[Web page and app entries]
○ ○ ○ ○

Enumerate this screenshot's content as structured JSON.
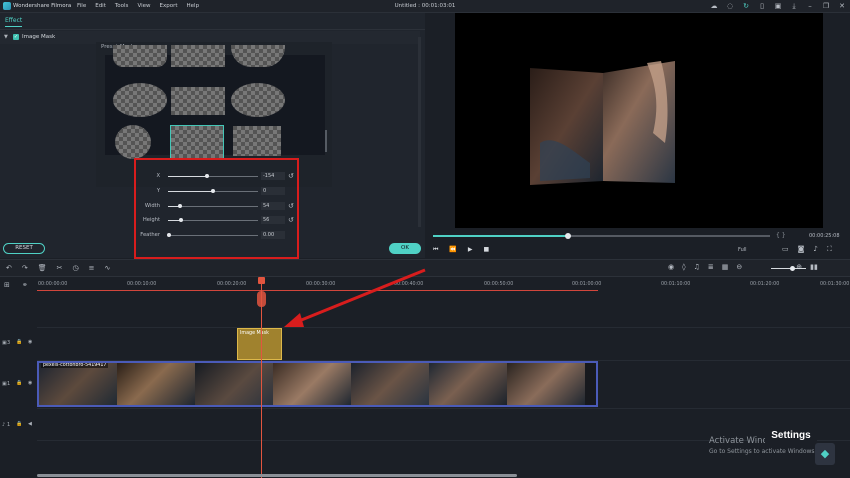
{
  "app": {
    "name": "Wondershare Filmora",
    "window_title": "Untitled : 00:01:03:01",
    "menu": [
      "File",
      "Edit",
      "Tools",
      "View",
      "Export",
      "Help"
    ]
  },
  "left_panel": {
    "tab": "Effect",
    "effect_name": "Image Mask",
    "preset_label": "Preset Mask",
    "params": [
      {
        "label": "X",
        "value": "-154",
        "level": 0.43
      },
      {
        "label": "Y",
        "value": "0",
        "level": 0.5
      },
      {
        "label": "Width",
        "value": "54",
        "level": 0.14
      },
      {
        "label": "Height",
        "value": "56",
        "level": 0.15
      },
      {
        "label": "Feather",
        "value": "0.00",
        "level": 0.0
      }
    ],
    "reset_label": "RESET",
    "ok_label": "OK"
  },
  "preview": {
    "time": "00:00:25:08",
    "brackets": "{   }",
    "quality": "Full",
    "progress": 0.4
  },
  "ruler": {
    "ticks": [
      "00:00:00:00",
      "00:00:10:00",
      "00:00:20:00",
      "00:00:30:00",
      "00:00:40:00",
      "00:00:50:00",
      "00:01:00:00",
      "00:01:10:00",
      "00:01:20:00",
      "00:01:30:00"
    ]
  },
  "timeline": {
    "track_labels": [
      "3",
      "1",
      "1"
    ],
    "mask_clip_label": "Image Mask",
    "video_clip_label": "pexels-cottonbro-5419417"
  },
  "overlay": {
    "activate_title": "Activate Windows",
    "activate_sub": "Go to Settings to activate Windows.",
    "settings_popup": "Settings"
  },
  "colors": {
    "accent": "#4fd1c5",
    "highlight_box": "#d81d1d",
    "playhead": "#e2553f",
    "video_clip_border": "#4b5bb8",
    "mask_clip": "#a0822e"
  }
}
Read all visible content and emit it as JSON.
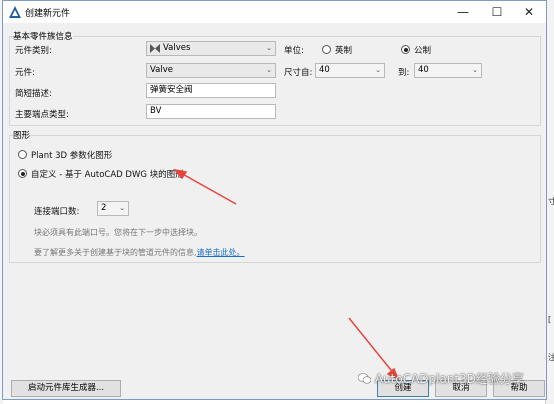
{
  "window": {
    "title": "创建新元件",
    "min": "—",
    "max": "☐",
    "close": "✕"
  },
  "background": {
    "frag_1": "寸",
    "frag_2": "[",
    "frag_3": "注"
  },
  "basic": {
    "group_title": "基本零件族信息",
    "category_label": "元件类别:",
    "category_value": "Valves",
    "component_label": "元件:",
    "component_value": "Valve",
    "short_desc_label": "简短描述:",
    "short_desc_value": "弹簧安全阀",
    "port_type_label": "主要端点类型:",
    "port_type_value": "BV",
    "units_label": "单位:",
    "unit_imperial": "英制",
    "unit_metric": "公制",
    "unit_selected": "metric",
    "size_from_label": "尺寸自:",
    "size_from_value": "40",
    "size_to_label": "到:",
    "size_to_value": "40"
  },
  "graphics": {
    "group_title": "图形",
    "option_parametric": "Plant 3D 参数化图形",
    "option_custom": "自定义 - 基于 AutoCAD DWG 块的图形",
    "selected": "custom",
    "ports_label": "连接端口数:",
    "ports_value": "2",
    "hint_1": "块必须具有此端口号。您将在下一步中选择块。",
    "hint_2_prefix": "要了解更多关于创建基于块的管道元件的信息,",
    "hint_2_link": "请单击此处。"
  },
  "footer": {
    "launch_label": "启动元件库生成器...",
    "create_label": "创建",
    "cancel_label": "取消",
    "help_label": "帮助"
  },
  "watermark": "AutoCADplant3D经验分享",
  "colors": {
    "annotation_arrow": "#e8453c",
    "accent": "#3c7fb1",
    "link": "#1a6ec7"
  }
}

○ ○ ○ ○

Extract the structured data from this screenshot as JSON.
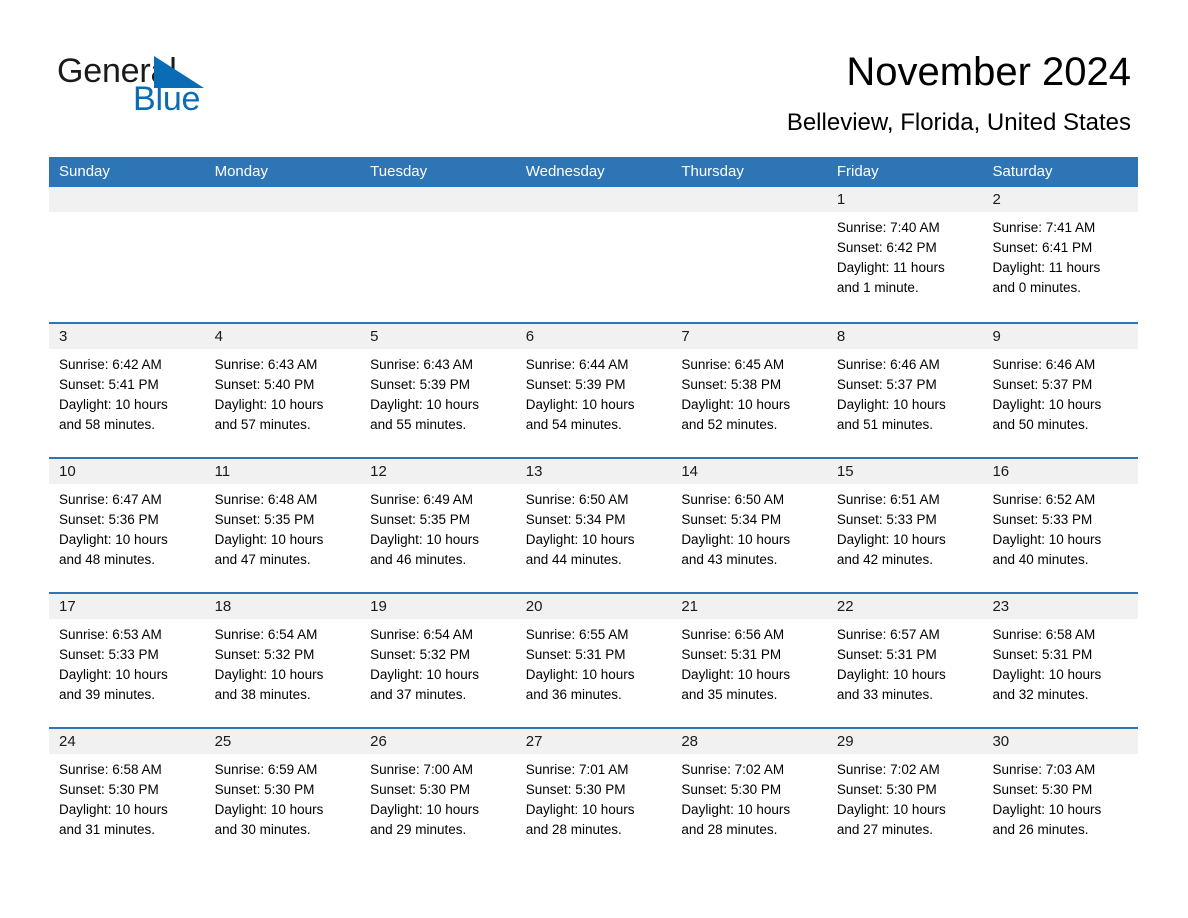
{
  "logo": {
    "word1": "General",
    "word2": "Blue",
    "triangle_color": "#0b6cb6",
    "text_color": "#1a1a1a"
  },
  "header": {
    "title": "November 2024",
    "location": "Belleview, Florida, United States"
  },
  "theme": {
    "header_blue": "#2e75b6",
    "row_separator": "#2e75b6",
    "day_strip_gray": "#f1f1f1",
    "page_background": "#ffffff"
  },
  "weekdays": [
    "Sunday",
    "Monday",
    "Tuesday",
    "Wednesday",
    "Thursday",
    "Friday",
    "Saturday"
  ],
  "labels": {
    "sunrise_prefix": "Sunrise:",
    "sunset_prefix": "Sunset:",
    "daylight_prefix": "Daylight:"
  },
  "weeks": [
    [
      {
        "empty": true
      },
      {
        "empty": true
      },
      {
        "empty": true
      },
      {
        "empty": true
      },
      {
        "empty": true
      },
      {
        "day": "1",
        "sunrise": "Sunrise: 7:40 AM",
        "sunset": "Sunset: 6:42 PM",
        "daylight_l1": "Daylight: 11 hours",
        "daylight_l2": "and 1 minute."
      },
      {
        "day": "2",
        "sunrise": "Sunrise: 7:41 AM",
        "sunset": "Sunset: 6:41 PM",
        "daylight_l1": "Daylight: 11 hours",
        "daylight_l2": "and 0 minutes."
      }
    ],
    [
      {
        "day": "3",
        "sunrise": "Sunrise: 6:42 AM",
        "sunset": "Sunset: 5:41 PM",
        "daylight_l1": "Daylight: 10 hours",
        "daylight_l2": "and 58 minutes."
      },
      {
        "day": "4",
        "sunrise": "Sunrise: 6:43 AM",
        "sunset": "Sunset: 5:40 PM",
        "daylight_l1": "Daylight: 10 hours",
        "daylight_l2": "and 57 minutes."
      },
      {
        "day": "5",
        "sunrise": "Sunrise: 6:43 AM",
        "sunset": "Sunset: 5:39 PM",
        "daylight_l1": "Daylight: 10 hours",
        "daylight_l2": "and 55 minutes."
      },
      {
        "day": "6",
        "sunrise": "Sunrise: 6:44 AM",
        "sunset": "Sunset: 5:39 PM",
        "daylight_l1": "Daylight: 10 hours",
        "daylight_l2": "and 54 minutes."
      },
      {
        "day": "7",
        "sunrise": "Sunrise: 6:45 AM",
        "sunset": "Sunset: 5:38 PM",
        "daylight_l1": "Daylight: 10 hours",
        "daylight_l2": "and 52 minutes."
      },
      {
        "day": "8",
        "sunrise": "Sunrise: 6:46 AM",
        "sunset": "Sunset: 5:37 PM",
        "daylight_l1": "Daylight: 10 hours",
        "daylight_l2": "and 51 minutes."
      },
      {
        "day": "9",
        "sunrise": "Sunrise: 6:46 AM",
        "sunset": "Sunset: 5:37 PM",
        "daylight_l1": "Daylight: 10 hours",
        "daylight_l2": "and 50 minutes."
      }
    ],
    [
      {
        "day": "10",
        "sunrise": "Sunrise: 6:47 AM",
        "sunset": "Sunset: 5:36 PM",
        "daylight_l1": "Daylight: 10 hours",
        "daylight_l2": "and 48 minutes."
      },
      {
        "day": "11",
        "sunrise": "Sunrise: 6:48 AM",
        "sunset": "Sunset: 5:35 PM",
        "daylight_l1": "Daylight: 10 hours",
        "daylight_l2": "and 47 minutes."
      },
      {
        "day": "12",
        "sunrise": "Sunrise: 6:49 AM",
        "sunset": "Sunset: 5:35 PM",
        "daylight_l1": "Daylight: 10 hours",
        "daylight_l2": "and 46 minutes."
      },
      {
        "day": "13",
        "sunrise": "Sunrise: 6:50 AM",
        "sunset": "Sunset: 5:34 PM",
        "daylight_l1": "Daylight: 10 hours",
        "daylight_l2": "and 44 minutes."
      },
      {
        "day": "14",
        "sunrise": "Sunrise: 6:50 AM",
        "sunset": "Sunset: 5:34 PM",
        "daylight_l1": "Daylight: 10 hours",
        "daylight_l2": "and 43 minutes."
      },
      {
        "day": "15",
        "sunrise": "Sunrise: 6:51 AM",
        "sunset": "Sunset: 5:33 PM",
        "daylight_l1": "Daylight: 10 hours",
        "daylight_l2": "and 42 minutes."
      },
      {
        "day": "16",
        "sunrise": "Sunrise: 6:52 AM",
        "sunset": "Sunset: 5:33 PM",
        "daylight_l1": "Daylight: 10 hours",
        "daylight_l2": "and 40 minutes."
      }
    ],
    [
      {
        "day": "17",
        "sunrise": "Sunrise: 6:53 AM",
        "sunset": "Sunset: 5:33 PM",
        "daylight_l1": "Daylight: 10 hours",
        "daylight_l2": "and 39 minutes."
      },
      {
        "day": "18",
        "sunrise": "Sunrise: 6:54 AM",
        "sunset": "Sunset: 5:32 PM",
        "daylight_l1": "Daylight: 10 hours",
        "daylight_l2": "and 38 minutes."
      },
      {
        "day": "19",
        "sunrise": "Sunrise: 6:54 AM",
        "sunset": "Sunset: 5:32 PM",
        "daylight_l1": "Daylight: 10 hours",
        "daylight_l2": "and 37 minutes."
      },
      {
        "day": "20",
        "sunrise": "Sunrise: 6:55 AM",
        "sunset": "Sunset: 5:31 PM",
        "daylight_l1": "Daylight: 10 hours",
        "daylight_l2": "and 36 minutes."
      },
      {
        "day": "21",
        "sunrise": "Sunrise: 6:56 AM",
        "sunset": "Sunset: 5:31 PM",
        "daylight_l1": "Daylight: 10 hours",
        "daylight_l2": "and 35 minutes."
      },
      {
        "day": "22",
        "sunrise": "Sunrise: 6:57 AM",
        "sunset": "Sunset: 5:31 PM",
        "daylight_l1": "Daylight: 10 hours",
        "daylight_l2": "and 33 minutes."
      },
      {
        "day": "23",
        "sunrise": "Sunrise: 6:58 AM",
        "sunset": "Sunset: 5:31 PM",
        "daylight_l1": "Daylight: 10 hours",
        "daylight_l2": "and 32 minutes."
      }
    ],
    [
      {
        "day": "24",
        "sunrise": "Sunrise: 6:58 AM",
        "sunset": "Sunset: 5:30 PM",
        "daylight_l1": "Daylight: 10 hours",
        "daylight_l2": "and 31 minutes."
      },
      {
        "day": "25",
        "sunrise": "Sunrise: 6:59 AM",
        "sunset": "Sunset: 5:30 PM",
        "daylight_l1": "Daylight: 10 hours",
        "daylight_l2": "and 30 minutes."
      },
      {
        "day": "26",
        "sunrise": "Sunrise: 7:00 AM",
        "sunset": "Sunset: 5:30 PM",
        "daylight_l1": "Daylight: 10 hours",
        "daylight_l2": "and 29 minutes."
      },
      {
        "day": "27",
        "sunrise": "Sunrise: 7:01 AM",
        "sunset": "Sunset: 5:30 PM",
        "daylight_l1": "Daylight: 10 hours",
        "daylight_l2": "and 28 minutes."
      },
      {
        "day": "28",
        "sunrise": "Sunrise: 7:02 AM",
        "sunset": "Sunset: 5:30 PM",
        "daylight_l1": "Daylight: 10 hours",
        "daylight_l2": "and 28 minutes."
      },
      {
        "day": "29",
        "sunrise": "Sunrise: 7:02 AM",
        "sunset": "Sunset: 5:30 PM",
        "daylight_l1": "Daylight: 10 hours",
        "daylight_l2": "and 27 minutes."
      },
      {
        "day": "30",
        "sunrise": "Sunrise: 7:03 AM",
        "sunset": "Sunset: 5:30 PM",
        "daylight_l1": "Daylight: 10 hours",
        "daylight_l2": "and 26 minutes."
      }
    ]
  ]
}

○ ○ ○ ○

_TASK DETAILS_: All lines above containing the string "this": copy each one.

_COMPLETED EXERCISE_:
Enumerate this screenshot's content as structured JSON.
Extract the structured data from this screenshot as JSON.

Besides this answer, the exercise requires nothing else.